- INSTRUCTIONS FOR THE TASK
Copy out all lines in the material below that contain the string "note".

○ ○ ○ ○ ○ ○ ○

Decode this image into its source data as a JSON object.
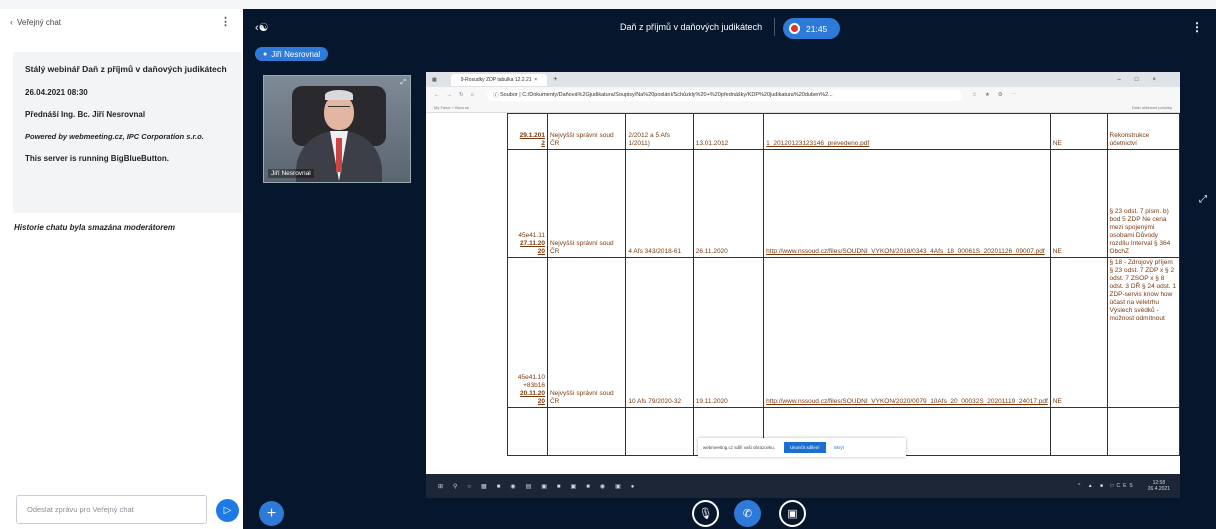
{
  "chat": {
    "back_icon": "chevron-left-icon",
    "title": "Veřejný chat",
    "welcome": {
      "title": "Stálý webinář Daň z příjmů v daňových judikátech",
      "date": "26.04.2021 08:30",
      "presenter": "Přednáší Ing. Bc. Jiří Nesrovnal",
      "powered": "Powered by webmeeting.cz, IPC Corporation s.r.o.",
      "server": "This server is running BigBlueButton."
    },
    "cleared_notice": "Historie chatu byla smazána moderátorem",
    "input_placeholder": "Odeslat zprávu pro Veřejný chat"
  },
  "header": {
    "meeting_title": "Daň z příjmů v daňových judikátech",
    "recording_time": "21:45"
  },
  "talking": {
    "name": "Jiří Nesrovnal"
  },
  "webcam": {
    "name": "Jiří Nesrovnal"
  },
  "browser": {
    "tab_title": "9-Rosudky ZDP tabulka 12.2.21",
    "address": "C:/Dokumenty/Daňová%2Gjudikatura/Soupisy/Na%20poslání/Schůzkly%20+%20přednášky/KDP%20judikatura%20duben%2...",
    "scheme_label": "Soubor",
    "bookmark_left": "My Favor + Bora se",
    "bookmark_right": "Další oblíbené položky"
  },
  "table_rows": [
    {
      "ref": [
        "",
        "29.1.201",
        "2"
      ],
      "court": "Nejvyšší správní soud ČR",
      "case": "2/2012 a 5 Afs 1/2011)",
      "date": "13.01.2012",
      "link": "1_20120123123146_prevedeno.pdf",
      "flag": "NE",
      "note": "Rekonstrukce účetnictví"
    },
    {
      "ref": [
        "45e41.11",
        "27.11.20",
        "20"
      ],
      "court": "Nejvyšší správní soud ČR",
      "case": "4 Afs 343/2018-61",
      "date": "26.11.2020",
      "link": "http://www.nssoud.cz/files/SOUDNI_VYKON/2018/0343_4Afs_18_00061S_20201126_09007.pdf",
      "flag": "NE",
      "note": "§ 23 odst. 7 písm. b) bod 5 ZDP Ne cena mezi spojenými osobami Důvody rozdílu Interval § 364 ObchZ"
    },
    {
      "ref": [
        "45e41.10 +83b16",
        "20.11.20",
        "20"
      ],
      "court": "Nejvyšší správní soud ČR",
      "case": "10 Afs 79/2020-32",
      "date": "19.11.2020",
      "link": "http://www.nssoud.cz/files/SOUDNI_VYKON/2020/0079_10Afs_20_00032S_20201119_24017.pdf",
      "flag": "NE",
      "note": "§ 18 - Zdrojový příjem § 23 odst. 7 ZDP x § 2 odst. 7 ZSOP x § 8 odst. 3 DŘ § 24 odst. 1 ZDP-servis know how účast na veletrhu Výslech svědků -možnost odmítnout"
    }
  ],
  "notice": {
    "text": "webmeeting.cz sdílí vaši obrazovku.",
    "stop": "Ukončit sdílení",
    "hide": "Skrýt"
  },
  "taskbar": {
    "time": "12:58",
    "date": "26.4.2021",
    "lang": "CES"
  },
  "icons": {
    "users": "users-icon",
    "mic": "mic-muted-icon",
    "phone": "phone-icon",
    "camera": "camera-off-icon",
    "plus": "plus-icon",
    "fullscreen": "fullscreen-icon"
  },
  "colors": {
    "main_bg": "#06172d",
    "accent": "#2e7ad8",
    "record_dot": "#e2322f"
  }
}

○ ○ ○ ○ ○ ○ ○

- THE ANSWER
      "note": "Rekonstrukce účetnictví"
      "note": "§ 23 odst. 7 písm. b) bod 5 ZDP Ne cena mezi spojenými osobami Důvody rozdílu Interval § 364 ObchZ"
      "note": "§ 18 - Zdrojový příjem § 23 odst. 7 ZDP x § 2 odst. 7 ZSOP x § 8 odst. 3 DŘ § 24 odst. 1 ZDP-servis know how účast na veletrhu Výslech svědků -možnost odmítnout"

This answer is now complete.